It can be easy to forget just how young Atlanta really is, and how recently its skyline evolved into the collection of skyscrapers it is today.
The photo above was taken in the fall of 1967 – only 49 years ago – and shows the Atlanta skyline at the time. That’s it. That’s the entire downtown skyline.
Edward W. Thomas, currently a Georgia Tech professor emeritus who was an associate professor in fall 1967, took this shot while standing atop the institute’s Joseph H. Howey Physics building, which had been completed that same year. Looking southeast, you can see many of the campus’s buildings in this photo, as well as the under-construction downtown skyline.
(Photos: Ponce City Market, then and now)

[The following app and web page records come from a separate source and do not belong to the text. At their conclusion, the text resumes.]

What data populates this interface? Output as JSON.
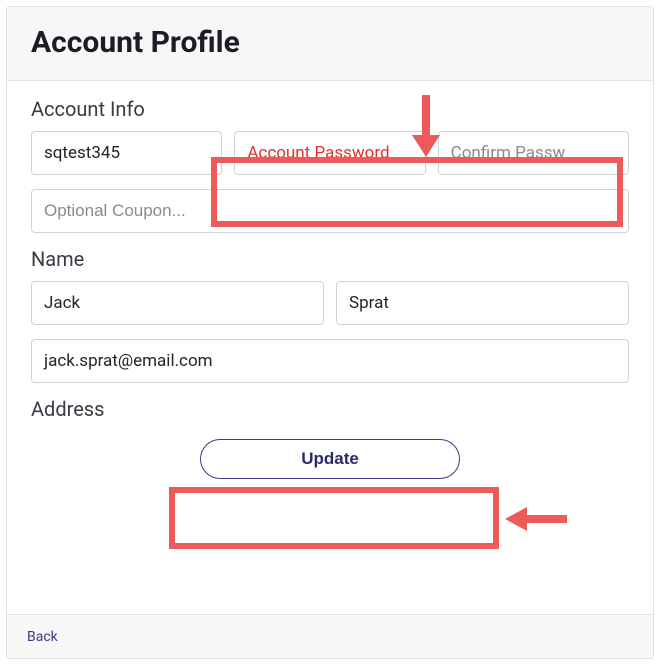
{
  "header": {
    "title": "Account Profile"
  },
  "sections": {
    "account": {
      "label": "Account Info",
      "username": {
        "value": "sqtest345"
      },
      "password": {
        "placeholder": "Account Password"
      },
      "confirm": {
        "placeholder": "Confirm Passw"
      },
      "coupon": {
        "placeholder": "Optional Coupon..."
      }
    },
    "name": {
      "label": "Name",
      "first": {
        "value": "Jack"
      },
      "last": {
        "value": "Sprat"
      },
      "email": {
        "value": "jack.sprat@email.com"
      }
    },
    "address": {
      "label": "Address"
    }
  },
  "actions": {
    "update": {
      "label": "Update"
    },
    "back": {
      "label": "Back"
    }
  },
  "annotations": {
    "highlight_color": "#ed5a5a",
    "targets": [
      "password-fields",
      "update-button"
    ]
  }
}
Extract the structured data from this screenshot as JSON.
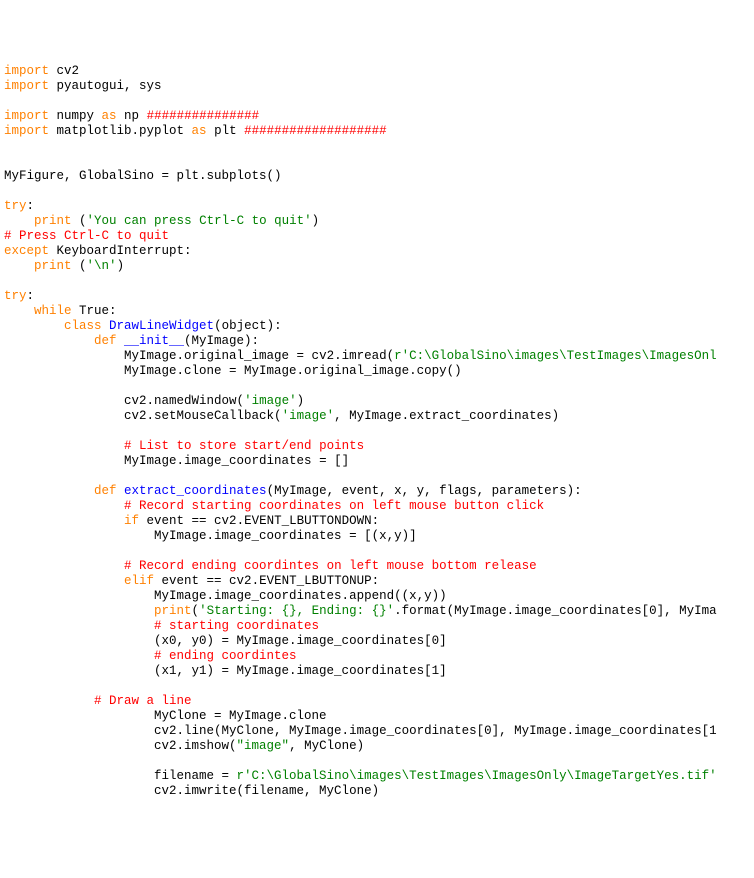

The little blue UFO-looking shape on the left side of the skyline is the Polaris restaurant which still sits atop the Hyatt Regency Atlanta hotel. Today, Polaris is almost impossible to see from the same viewpoint, swallowed up by many taller buildings.
Going back to the main image at the top of this page, take a look at that skeleton of a building under construction just right of center. That’s the beginnings of the Equitable Building, which was finished a year after the photo was taken. It suffered a direct hit from the 2008 Atlanta tornado, losing many windows that were eventually replaced.
The old image was reposted on the Atlanta Time Machine for the Internet age to enjoy and look back at the early years of the Atlanta skyline. How’s that for a half-century of construction achievement?
Main photo taken by Edward W. Thomas; current skyline photo courtesy of Georgia TechFollow @Sean_Breslin